Jump to content

OSB sheathing and rot


Recommended Posts

Sometimes, with a hole that small, water doesn't even seep into it. The surface tension, or whatever you call it, bridges the opening and doesn't leak.

That said, modern OSB is pretty amazing. For the last several years, I've worked on projects where the stuff is practically submerged in water for months at a time and, once it dries out, it hasn't even swollen, let alone rotted. I'm not sure what they're putting in it these days, but water just doesn't seem to faze it.

Link to post
Share on other sites

Sometimes it is not the amount of water but the drying ability of the wall assembly. BSC has some good information in that regard.

I just saw a well known TV guy in Canada do a complete reclading of an entire 8 year old home due to rotting OSB all the while slamming the installers lack of attention to water proofing details.

My take was that the primary problem was trapping water between two vapor barriers with little chance for water or water vapor to get out of the wall.

Wall cladding will never be 100% water proof and if there is no provision to let the wall dry either to the inside or the outside you are asking for problem.

Regarding your roof hole, my guess is it would take years for rot to set in if that hole was over a well ventilated attic. No ventilation and my guess is that a few months would see major deterioration.

Link to post
Share on other sites

When I bought my present home, a T-lock shingle was blown off so that a strip of OSB was visible about 4" X 1/2". That's right, no underlay. I could see the grey OSB there and expected some damage. This is OSB from 1990.

When I stripped the roof I was surprised to see the only indication of the lost shingle was that narrow strip of weathered grey wood. No leak, no rot. It was ...miraculous!

Link to post
Share on other sites

John, your exposed shingle was not a penetration.

I have heard a roofer say that he had fixed holes up to basketball size created by nail-hole leaks left by the original roofers' nailed-on cleats. Life span of typical roof would give you that time frame, yet I am sure every penetration is different.

Link to post
Share on other sites

Sometimes, with a hole that small, water doesn't even seep into it. The surface tension, or whatever you call it, bridges the opening and doesn't leak.

That said, modern OSB is pretty amazing. For the last several years, I've worked on projects where the stuff is practically submerged in water for months at a time and, once it dries out, it hasn't even swollen, let alone rotted.
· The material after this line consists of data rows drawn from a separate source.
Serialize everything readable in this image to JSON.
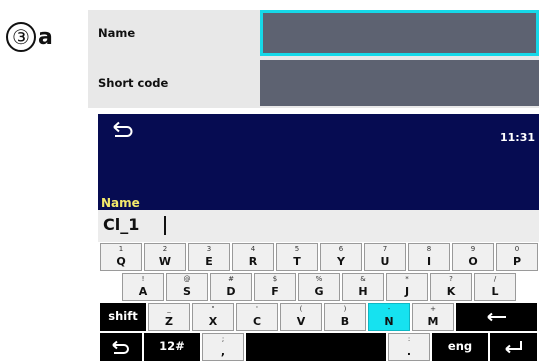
{
  "step": {
    "number": "③",
    "letter": "a"
  },
  "form": {
    "fields": [
      {
        "label": "Name",
        "value": "",
        "focused": true
      },
      {
        "label": "Short code",
        "value": ""
      }
    ],
    "colors": {
      "panel": "#e8e8e8",
      "field": "#5d6271",
      "focus": "#16d8e8"
    }
  },
  "device": {
    "topbar": {
      "back_icon": "back-arrow-icon",
      "time": "11:31",
      "color": "#060c52"
    },
    "field_title": "Name",
    "entry_value": "Cl_1",
    "keyboard": {
      "rows": [
        [
          {
            "sub": "1",
            "main": "Q"
          },
          {
            "sub": "2",
            "main": "W"
          },
          {
            "sub": "3",
            "main": "E"
          },
          {
            "sub": "4",
            "main": "R"
          },
          {
            "sub": "5",
            "main": "T"
          },
          {
            "sub": "6",
            "main": "Y"
          },
          {
            "sub": "7",
            "main": "U"
          },
          {
            "sub": "8",
            "main": "I"
          },
          {
            "sub": "9",
            "main": "O"
          },
          {
            "sub": "0",
            "main": "P"
          }
        ],
        [
          {
            "sub": "!",
            "main": "A"
          },
          {
            "sub": "@",
            "main": "S"
          },
          {
            "sub": "#",
            "main": "D"
          },
          {
            "sub": "$",
            "main": "F"
          },
          {
            "sub": "%",
            "main": "G"
          },
          {
            "sub": "&",
            "main": "H"
          },
          {
            "sub": "*",
            "main": "J"
          },
          {
            "sub": "?",
            "main": "K"
          },
          {
            "sub": "/",
            "main": "L"
          }
        ],
        [
          {
            "main": "shift",
            "type": "shift"
          },
          {
            "sub": "_",
            "main": "Z"
          },
          {
            "sub": "\"",
            "main": "X"
          },
          {
            "sub": "'",
            "main": "C"
          },
          {
            "sub": "(",
            "main": "V"
          },
          {
            "sub": ")",
            "main": "B"
          },
          {
            "sub": "-",
            "main": "N",
            "highlight": true
          },
          {
            "sub": "+",
            "main": "M"
          },
          {
            "main": "",
            "type": "backspace",
            "icon": "backspace-arrow-icon"
          }
        ],
        [
          {
            "main": "",
            "type": "back",
            "icon": "back-arrow-icon"
          },
          {
            "main": "12#",
            "type": "numbers"
          },
          {
            "sub": ";",
            "main": ","
          },
          {
            "main": "",
            "type": "space"
          },
          {
            "sub": ":",
            "main": "."
          },
          {
            "main": "eng",
            "type": "language"
          },
          {
            "main": "",
            "type": "enter",
            "icon": "enter-arrow-icon"
          }
        ]
      ],
      "highlight_color": "#16e2f0"
    }
  }
}
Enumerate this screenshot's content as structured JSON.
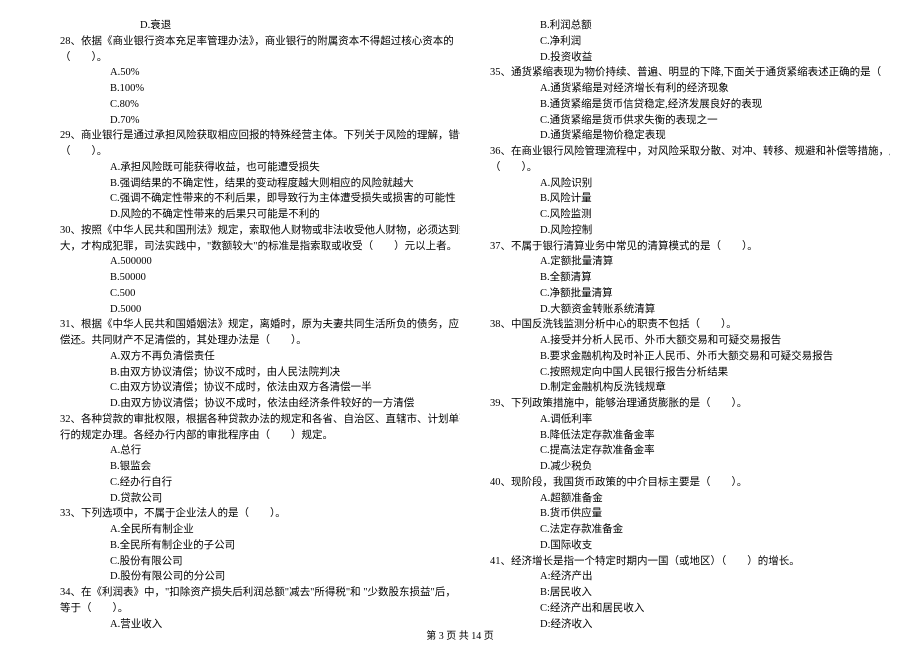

I'm not sure what they're putting in it these days, but water just doesn't seem to faze it.

Throw a piece of OSB on the ground and let it lay there for a couple years and it may not rot (if it dries out after being wet). Put the same piece in a wall behind badly installed stucco and you end up with mulch.

Link to post
Share on other sites

There's 4 grades of OSB. Talking about it all as one product isn't accurate.

What's the brand name of the stuff that's fully waterproof? I forget......wait...Advantech. That stuff is amazing. I did some tests several years back where I put the stuff in a bucket of water for a year; id didn't change dimension or degrade in any manner whatsoever.

I know that #1 goes to mush if you get it wet; it's the interior grade stuff that I occasionally see used as roof sheathing on cheap reroofs.

This reminds me I should start checking grade stamps more carefully.....

Link to post
Share on other sites

Join the conversation

You can post now and register later. If you have an account, sign in now to post with your account.

Guest
Reply to this topic...

×   Pasted as rich text.   Paste as plain text instead

  Only 75 emoji are allowed.

×   Your link has been automatically embedded.   Display as a link instead

×   Your previous content has been restored.   Clear editor

×   You cannot paste images directly. Upload or insert images from URL.

×
×
  • Create New...